updated 2/20/2004 9:10:09 AM ET 2004-02-20T14:10:09

A $15 billion bond measure touted by Gov. Arnold Schwarzenegger as the way for California to avoid a financial meltdown isn’t supported by a majority of voters, a statewide poll shows.

  1. Other political news of note
    1. Animated Boehner: 'There's nothing complex about the Keystone Pipeline!'

      House Speaker John Boehner became animated Tuesday over the proposed Keystone Pipeline, castigating the Obama administration for not having approved the project yet.

    2. Budget deficits shrinking but set to grow after 2015
    3. Senate readies another volley on unemployment aid
    4. Obama faces Syria standstill
    5. Fluke files to run in California

Thirty-eight percent approve of the measure and 41 percent oppose it, according the Public Policy Institute of California poll. Twenty-one percent are undecided.

Schwarzenegger needs voters to pass the measure March 2 so that he can pay off short-term loans that come due in June and help close next year’s budget gap. Without the bond money, the governor has said deep cuts will be necessary.

The governor, a Republican, and several Democratic leaders, including Controller Steve Westly and Sen. Dianne Feinstein, have been campaigning in support of the measure. Schwarzenegger also is spending about $1.5 million a week on TV ads airing statewide.
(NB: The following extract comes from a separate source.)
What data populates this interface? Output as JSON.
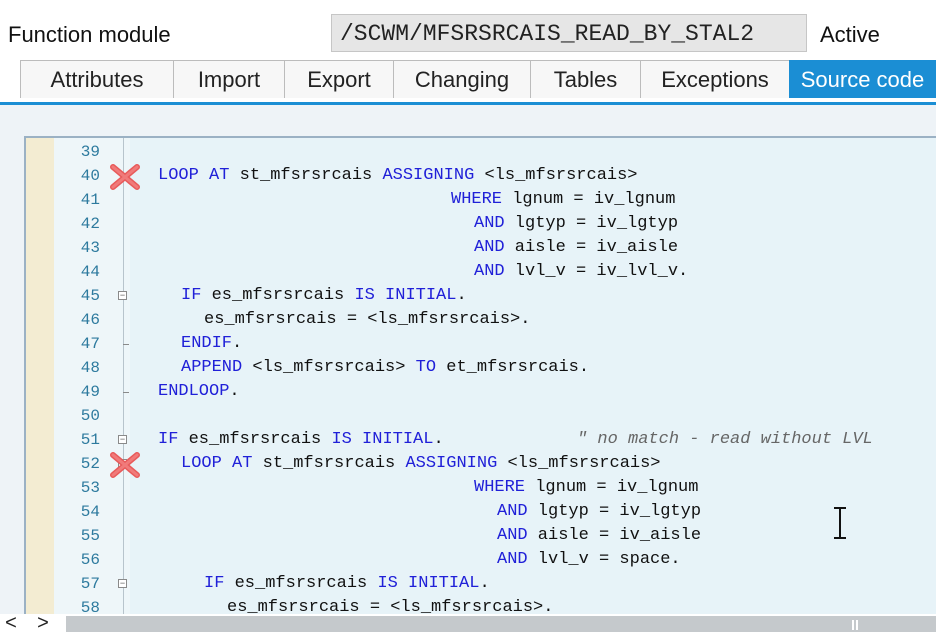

But voters are not impressed so far, said Mark Baldassare, poll director for the institute. When the ads began on Feb. 10, the poll found 37 percent in favor, 45 percent opposed and 18 percent undecided.

“People are wondering if this is the best time to be borrowing money,” he said. “I think people are skittish about what we are proposing here.”

Sixty-one percent of likely voters approve of the way the governor is doing his job. But of those who approve of Schwarzenegger, only 49 percent support the bond proposal.

Also, the poll found likely California voters favor the Democratic nominee over President Bush — 54 percent to 37 percent. Nine percent are undecided.

Among the candidates vying for the Democratic presidential nomination, Kerry would capture 55 percent of his party’s vote. Far behind are former Vermont Gov. Howard Dean, who dropped out of the race Wednesday, with 11 percent and North Carolina Sen. John Edwards with 10 percent.

The poll was conducted between Feb. 8-16 with 1,013 likely voters. The margin of error was plus or minus 3 percentage points.

© 2012 The Associated Press. All rights reserved. This material may not be published, broadcast, rewritten or redistributed.


Discussion comments


Most active discussions

  1. votes comments
  2. votes comments
  3. votes comments
  4. votes comments